Crossfire – Stevie Ray Vaughan Tribute – Review

Crossfire: A Tribute to Stevie Ray

(Blues Bureau Int’l)
by Jon Sarre

When Stevie Ray Vaughan departed this world for the hottest circle of hell (where he is currently undergoing horrible and unspeakable tortures at the hands of Howlin’ Wolf, Sonny Boy Williamson and Robert Johnson for crimes relating to spiffy guitaritude and whitewashing the blues), I had the satisfaction of knowing my fervent prayers were finally heard (now if we could only do something about Joe Satriani…). Needless to say, it was great to be rid of the guy. Unfortunately, I hadn’t counted on the fact that the guy had a buncha fans or friends or somethin’, and they’re hell bent on conspiring to start some kind of sicko death cult with these fucking tribute albums. There’s even gonna be a movie coming out (Scene: A guitar shop. A young Stevie Ray completes a technically flawless rendition of “Wonderbread Blues.” Onlookers applaud appreciatively. Female Onlooker: “Who-ee! You shure kin play that there gee-tar, boy!” Stevie Ray: “Thank you.” [Smiles] Cut to…).

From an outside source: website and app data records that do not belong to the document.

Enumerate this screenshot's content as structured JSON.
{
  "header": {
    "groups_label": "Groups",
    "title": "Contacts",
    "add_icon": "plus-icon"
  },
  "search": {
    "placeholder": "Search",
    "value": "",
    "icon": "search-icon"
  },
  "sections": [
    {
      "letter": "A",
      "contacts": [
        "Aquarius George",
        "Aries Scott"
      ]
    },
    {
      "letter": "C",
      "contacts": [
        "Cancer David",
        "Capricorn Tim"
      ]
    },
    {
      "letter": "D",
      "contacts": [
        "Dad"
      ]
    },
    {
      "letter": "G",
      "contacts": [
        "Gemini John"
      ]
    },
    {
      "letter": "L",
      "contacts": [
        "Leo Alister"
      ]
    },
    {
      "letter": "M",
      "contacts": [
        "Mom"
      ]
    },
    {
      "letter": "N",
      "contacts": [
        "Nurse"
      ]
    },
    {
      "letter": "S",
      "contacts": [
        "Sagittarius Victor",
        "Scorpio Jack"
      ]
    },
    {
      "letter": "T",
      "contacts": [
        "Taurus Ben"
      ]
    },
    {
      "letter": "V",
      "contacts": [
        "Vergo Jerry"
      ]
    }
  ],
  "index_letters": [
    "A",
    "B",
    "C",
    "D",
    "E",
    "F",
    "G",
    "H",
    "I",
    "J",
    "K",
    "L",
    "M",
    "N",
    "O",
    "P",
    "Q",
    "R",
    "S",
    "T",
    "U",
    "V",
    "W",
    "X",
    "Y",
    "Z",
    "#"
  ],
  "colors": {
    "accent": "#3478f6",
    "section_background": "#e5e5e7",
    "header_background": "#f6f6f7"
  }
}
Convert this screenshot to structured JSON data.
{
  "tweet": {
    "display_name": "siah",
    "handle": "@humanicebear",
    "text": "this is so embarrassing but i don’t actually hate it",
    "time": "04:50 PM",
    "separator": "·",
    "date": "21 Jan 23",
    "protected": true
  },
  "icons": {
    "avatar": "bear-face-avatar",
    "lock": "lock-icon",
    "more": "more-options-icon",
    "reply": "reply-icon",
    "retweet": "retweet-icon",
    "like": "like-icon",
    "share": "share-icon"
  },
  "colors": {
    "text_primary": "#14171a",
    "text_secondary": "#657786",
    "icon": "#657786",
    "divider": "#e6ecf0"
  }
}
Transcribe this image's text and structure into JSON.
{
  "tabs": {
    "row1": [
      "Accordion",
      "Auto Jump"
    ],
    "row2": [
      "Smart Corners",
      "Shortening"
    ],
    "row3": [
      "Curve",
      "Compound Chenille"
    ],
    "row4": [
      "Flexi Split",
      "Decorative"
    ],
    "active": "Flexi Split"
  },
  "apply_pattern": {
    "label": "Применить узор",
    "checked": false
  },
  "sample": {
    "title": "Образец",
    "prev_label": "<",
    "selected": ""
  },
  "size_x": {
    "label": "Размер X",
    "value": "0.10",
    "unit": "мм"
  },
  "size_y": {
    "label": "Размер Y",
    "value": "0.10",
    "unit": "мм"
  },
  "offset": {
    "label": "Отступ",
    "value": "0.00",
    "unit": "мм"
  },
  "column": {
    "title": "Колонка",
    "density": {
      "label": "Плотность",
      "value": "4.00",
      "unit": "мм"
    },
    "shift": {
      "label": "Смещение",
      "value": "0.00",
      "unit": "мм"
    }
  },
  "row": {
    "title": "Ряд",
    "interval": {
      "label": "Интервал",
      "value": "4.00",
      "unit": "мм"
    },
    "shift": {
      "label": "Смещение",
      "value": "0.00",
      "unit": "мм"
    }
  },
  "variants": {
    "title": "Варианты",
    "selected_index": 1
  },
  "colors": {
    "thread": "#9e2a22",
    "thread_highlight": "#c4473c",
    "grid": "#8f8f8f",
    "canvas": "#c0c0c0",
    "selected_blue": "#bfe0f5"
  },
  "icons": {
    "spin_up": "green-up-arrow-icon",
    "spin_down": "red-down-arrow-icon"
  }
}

I don’t want to dwell on the cruel injustice of a “major motion picture biography” where the only possible moral could be “You should’ve taken the bus instead,” especially when any and all Johnny Thunders-related bio-pics are collecting dust on some producer’s desk somewhere, not when it took five tries to get this disc to play in my CD player (ah, technology!). Let’s see here, for personnel, we’ve got Steve Stevens (wasn’t he in Def Leppard? No, that guy’s dead.), Steve Morse (is he the same jerk who rock crits for The Boston Globe?), Albert “Steve” Lee (he played at Woodstock, y’know), Stanley “Steve” Jordan, Walter “Steve” Trout and a buncha other guys named “Steve” (but not Steve Vai, Steve Albini, or Steve Garvey) playing Stevie Ray Vaughan songs. You could even call it a “Tribute Record!” Needless to say, everyone plays really swell. Perfect, like a Xerox copy, which makes it a copy of a copy (of a copy of a copy). Therefore this record is so far removed from reality that it was never recorded or released. Thus, this record never existed, nor will it ever exist. Same goes for Stevie Ray, me, you and this magazine.